Brad Pitt approaches winemaking like a Hollywood film
Speaking to the US magazineWine Spectator, Brad Pitt, who bought the Miraval Estate winery with fiancée Angelina Jolie in 2012, explained that he approached this venture with the same determination as a Hollywood flick.
“For better or worse, given my compulsive nature, if we are going to be in the wine business, let’s make the best wine we can,’ the 50-year-old said. “I asked the question, ‘Why can’t we make world-class wine in Provence?’ Let’s approach it like a film, and let’s make something we can be proud of and all people can enjoy.”
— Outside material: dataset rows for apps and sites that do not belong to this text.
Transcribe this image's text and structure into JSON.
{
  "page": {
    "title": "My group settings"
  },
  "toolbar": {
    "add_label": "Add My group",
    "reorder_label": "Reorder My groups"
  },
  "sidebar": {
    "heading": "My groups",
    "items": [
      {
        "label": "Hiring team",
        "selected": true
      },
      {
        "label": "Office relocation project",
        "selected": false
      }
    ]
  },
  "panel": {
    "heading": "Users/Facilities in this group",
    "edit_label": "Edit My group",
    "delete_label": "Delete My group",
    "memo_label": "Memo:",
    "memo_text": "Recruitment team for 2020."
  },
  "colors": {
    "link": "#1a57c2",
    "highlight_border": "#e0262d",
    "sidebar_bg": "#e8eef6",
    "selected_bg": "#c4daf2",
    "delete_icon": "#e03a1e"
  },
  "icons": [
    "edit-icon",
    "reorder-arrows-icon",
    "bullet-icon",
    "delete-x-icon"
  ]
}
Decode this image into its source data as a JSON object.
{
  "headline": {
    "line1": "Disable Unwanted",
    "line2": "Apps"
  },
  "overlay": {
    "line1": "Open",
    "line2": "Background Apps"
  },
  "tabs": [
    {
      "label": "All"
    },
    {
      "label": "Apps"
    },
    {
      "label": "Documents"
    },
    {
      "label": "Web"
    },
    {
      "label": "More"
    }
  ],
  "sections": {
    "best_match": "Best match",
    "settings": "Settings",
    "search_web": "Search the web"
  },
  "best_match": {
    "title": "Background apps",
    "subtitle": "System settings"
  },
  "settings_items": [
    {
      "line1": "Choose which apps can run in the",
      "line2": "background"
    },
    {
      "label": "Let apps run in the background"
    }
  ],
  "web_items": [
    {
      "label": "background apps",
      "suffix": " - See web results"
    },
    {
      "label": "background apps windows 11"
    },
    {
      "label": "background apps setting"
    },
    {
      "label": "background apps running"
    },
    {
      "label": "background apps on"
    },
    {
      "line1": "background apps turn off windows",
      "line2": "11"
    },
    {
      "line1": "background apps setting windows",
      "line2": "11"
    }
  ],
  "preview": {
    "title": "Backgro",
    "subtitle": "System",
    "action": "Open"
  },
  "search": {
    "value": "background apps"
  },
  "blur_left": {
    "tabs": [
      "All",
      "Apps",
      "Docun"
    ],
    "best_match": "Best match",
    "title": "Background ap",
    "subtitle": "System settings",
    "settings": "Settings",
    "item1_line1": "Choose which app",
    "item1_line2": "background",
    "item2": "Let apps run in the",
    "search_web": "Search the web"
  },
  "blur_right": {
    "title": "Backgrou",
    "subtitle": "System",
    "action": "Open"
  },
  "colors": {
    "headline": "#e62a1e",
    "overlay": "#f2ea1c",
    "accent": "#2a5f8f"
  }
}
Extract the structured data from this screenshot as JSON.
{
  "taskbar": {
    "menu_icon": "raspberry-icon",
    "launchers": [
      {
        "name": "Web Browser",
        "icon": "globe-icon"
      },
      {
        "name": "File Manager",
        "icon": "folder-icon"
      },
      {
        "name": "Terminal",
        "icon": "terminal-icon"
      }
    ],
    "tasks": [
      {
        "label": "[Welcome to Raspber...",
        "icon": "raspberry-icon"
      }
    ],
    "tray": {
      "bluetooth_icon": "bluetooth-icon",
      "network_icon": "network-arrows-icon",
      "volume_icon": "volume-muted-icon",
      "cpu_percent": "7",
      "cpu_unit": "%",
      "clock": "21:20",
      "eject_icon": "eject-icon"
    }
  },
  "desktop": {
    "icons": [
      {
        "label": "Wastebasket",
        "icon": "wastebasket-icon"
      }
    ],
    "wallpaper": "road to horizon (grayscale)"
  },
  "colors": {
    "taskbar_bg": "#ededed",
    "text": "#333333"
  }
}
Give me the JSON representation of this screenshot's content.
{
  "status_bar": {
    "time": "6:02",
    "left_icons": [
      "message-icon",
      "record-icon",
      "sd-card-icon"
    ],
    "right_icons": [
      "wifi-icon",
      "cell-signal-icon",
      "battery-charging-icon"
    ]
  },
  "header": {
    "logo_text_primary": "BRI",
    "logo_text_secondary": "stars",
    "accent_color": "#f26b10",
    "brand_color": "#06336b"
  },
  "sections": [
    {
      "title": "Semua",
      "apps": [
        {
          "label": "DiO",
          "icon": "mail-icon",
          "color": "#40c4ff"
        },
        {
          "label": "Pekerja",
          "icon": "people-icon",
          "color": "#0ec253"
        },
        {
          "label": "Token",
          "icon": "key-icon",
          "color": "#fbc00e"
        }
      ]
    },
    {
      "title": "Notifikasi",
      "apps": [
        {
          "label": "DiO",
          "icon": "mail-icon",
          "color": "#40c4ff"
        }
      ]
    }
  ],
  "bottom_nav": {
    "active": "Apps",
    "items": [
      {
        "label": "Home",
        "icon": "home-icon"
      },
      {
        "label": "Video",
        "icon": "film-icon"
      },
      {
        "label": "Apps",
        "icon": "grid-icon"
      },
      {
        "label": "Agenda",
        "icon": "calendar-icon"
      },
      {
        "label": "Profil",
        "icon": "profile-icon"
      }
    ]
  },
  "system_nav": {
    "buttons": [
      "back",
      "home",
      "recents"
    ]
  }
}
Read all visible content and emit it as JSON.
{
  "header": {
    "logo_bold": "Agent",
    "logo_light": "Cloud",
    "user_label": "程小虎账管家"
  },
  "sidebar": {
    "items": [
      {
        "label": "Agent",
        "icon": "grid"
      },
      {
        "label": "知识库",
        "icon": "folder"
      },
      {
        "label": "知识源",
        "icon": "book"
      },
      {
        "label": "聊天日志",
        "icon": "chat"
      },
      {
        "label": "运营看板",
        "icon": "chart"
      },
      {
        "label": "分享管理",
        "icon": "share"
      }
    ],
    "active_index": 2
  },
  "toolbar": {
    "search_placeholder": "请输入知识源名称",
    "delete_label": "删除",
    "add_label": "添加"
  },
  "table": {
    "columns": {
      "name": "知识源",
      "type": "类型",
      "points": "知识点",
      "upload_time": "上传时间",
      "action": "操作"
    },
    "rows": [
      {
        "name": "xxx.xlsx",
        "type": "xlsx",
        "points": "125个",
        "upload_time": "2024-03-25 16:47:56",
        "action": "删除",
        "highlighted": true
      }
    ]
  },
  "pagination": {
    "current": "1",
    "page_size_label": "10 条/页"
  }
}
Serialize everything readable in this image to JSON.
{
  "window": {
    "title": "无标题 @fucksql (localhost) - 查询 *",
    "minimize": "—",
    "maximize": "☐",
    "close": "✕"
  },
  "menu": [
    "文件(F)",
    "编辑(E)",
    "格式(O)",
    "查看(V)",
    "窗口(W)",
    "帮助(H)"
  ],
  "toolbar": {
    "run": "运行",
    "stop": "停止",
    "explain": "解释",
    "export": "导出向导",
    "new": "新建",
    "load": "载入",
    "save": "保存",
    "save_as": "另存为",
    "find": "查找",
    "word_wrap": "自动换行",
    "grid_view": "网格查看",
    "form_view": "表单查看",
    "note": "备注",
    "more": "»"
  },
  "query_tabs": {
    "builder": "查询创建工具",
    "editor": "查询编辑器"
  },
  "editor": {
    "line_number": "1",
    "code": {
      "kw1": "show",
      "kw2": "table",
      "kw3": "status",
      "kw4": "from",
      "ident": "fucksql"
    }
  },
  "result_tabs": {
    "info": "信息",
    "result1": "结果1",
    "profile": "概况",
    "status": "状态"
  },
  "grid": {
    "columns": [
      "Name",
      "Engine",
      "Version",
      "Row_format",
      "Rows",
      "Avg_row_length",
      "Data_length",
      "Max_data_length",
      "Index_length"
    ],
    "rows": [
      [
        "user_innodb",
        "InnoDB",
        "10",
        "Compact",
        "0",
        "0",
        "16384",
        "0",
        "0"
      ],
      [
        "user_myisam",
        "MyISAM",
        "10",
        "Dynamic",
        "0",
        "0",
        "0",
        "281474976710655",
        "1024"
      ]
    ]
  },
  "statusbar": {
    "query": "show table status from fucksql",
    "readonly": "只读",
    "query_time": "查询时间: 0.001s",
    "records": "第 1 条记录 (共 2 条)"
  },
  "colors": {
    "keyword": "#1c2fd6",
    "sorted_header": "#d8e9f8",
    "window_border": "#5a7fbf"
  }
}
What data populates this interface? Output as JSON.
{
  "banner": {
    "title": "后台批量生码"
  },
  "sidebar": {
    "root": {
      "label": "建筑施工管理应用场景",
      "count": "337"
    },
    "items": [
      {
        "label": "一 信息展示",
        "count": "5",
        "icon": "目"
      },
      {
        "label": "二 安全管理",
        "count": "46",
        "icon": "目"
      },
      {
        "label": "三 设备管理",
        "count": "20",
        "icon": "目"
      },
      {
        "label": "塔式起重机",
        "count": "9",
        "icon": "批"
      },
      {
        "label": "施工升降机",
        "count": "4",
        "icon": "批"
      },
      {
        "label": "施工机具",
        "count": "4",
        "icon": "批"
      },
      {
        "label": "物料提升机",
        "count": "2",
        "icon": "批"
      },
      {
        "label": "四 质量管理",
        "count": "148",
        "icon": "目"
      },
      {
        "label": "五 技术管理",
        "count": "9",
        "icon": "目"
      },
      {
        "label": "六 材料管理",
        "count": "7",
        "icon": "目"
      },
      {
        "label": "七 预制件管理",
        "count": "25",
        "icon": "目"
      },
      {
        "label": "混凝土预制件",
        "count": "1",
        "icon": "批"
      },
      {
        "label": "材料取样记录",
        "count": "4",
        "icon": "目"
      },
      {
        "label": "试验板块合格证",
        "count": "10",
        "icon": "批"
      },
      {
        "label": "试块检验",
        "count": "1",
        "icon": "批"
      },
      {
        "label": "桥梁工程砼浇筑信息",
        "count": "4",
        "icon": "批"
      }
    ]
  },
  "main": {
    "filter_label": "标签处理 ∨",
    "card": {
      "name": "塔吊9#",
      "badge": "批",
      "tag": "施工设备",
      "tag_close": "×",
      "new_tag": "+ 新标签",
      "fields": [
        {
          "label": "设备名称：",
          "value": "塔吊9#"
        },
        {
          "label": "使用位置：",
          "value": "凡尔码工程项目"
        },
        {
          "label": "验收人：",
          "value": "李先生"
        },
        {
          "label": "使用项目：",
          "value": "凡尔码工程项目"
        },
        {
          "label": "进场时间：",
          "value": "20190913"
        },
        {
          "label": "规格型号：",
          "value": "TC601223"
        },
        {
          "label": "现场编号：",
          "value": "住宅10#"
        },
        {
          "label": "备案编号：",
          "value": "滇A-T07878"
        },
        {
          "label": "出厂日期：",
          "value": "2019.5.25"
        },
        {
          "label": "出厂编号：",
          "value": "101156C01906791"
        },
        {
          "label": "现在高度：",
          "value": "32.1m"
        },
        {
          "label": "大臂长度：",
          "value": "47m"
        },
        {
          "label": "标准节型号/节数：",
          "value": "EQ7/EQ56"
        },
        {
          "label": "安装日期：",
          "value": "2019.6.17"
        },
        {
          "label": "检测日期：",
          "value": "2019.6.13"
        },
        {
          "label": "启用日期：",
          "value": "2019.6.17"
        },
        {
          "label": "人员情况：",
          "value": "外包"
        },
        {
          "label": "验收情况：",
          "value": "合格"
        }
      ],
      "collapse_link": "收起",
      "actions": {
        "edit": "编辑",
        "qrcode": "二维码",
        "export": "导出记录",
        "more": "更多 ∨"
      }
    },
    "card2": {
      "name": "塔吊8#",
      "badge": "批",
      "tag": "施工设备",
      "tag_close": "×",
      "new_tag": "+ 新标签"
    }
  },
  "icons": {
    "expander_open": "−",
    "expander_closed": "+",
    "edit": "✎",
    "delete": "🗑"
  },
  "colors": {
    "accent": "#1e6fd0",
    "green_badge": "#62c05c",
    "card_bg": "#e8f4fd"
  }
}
Of course, Provence rosés are already world-class. But with fifth-generation winemaker Marc Perrin on their team, the Pitt-Jolie dynamic duo were definitely off to a good start. Their first 6,000 bottles, officially known as Jolie-Pitt & Perrin Côte de Provence Rosé Miraval, sold out within five hours of being offered online in France last March – a response which no-doubt fuelled Pitt’s new-found passion.
“I’m a farmer now. I love learning about the land and which field is most suitable for which grape, the drama of September and October: Are we picking today?
“Where are the sugar levels? How is the acidity? Is it going to rain? It’s been a schooling for me. In the off months, I enjoy cleaning the forest and walking the land.”
The sprawling Château Miraval estate, featuring 35-bedrooms and an adjoining 1,200 acre vineyard, was purchased for $60 million. It is situated in a valley at an altitude of 350 metres, where the vines “enjoy warm sunny days and cool nights, natural clay and chalk soils, plenty of water and organic farming practices,” according to the estate.
Clearly, these are great conditions for rosé, but do they suit red wine? Pitt seems to think so. He plans to ignore the strict guidelines of the AOC (appellation d’origine contrôlée) and go out on a limb…
“What really interests me now are the reds. … It’s generally believed that Provence is not capable of producing a fine red. … I, with Marc and Pierre [Perrin], would like to create a wine which utilises the best attributes of our terroir, and outside the restrictions of the AOC, like what the Italians have achieved with their super Tuscans. We envision a superb Provence red. Give us seven years.”
Credit: Cassandra Tanti for The Riviera Times